will this [battery] be able to provide a steady voltage
It has a "Cold Cranking Current" rating of 60A, so a pump drawing e.g. 5A starting current will be absolutely no problem.
Since the Pi needs a 5V supply, you need some kind of voltage step-down from the 12V+ battery anyway. A common step-down converter may operate on input down to about 2V above output voltage, so to about 7V for the Pi's 5V. That means that, as long as the battery's voltage does not drop below about 7V during pump start, you will be fine.
And a charged 60A CCC battery in healthy condition should never drop to 7V from a 5A or even 10A current draw.
As to the run times a quick estimation:
0.25h/day * 2A = 0.5Ah/day ~ the battery's 4Ah are enough for about 4Ah/0.5Ah/day = 8 days of pump operation.

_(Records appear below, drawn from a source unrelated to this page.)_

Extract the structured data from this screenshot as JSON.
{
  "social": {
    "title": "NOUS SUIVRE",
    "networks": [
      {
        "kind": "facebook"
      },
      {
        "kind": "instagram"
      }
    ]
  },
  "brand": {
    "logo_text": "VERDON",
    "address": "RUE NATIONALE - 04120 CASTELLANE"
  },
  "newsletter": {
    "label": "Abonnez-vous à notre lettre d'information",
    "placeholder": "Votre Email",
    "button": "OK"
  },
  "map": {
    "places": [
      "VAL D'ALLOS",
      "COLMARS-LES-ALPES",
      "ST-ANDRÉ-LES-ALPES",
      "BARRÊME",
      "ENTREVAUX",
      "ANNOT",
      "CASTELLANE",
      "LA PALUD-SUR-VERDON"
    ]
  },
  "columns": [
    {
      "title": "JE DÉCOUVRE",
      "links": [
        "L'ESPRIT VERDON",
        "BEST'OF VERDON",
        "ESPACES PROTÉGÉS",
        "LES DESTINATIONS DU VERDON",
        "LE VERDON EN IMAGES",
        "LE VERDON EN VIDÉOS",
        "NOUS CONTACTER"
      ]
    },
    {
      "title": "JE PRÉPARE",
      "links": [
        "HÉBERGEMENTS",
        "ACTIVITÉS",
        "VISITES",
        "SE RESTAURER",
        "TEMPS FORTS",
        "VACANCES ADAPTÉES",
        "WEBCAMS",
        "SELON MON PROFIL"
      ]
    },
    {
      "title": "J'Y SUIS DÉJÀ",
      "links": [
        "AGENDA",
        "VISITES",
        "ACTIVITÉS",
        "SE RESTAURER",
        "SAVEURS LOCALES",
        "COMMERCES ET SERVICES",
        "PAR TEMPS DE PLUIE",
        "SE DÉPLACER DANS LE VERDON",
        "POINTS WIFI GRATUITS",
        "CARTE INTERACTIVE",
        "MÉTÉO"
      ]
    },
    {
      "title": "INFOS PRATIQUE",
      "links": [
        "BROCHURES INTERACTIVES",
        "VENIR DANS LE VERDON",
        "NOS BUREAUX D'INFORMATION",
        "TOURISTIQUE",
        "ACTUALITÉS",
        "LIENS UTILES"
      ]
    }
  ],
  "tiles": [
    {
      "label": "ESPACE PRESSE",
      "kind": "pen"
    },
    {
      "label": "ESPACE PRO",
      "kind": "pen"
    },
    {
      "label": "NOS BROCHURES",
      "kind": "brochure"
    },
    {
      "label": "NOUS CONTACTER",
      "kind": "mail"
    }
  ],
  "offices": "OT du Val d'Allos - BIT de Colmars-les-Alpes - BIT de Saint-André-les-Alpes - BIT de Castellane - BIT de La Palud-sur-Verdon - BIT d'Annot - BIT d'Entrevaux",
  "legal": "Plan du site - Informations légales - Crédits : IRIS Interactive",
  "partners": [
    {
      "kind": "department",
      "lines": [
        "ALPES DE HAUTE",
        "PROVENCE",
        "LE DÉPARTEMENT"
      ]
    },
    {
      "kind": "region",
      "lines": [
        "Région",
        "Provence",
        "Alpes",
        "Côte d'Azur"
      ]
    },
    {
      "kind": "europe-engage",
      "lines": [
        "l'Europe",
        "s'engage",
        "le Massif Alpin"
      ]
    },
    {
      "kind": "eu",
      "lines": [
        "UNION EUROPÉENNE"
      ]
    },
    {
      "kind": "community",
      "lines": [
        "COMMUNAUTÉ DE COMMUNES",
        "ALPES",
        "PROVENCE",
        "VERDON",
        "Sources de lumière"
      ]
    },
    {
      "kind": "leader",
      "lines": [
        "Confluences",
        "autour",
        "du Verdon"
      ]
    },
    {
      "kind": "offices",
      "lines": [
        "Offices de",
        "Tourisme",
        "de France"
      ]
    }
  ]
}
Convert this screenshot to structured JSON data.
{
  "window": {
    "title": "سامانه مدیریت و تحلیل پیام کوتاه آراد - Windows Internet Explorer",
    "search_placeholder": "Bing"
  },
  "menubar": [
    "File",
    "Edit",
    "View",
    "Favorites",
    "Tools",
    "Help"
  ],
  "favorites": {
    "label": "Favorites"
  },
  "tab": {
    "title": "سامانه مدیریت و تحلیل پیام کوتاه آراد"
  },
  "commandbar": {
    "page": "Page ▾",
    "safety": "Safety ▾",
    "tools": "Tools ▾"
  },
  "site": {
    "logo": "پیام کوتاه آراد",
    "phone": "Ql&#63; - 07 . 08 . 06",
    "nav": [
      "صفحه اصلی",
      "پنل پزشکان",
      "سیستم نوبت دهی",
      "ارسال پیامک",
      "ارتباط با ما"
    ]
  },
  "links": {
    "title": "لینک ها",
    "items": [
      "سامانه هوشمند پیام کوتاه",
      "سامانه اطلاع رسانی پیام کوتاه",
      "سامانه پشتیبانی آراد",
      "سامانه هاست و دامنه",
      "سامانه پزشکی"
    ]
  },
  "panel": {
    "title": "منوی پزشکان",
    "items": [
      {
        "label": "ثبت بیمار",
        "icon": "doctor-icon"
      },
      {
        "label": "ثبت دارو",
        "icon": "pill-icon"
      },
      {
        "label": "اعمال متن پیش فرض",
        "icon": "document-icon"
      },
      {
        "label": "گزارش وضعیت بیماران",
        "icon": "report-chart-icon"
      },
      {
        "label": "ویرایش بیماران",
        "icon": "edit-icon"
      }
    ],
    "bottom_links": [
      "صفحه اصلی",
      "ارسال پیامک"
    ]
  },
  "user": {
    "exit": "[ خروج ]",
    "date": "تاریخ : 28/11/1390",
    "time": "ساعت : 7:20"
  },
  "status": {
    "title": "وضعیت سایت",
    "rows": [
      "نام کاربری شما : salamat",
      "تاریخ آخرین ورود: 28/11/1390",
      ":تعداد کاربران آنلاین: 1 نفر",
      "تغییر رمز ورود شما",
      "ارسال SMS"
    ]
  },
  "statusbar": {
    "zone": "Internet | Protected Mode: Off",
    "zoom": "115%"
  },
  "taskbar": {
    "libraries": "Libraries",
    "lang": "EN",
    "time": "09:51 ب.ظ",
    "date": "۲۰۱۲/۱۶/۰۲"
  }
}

The Raspberry Pi, if running 24/7, will however consume much more energy:
Optimistically assuming maybe 3W on average, (realistically probably more like 4-6W) that'd be
3W*24h/day = 72Wh/day required for the Pi alone.
The battery holds (somewhat less usable energy than) 12V*4Ah = 48Wh
So the Pi alone will drain the battery in (much) less than 2/3 of a day (16h).
As others have stated, the Pi is probably way over the top for what you need. A small microcontroller can do many measurement, control and timing tasks as well or even better than a Pi (integrated ADC, less jitter in real-time applications, power save modes with wake-up 'cost' of a few micro- to milli-seconds,...). An AVR ATmega328 (the one also used in the Arduinos) draws about 30mA (at 5V, i.e. 0.15W) when busy. That's already down by a factor of 20-40x from an idle Pi, and, when not busy, can sleep at a fraction of that in deep power save modes.
If you need WiFi you can go for the ESP8266 or the ESP32. They will draw considerable current (couple of hundred mA's) in bursts when "busy" sending/receiving data over the air, but can also use power save modes of a few mA.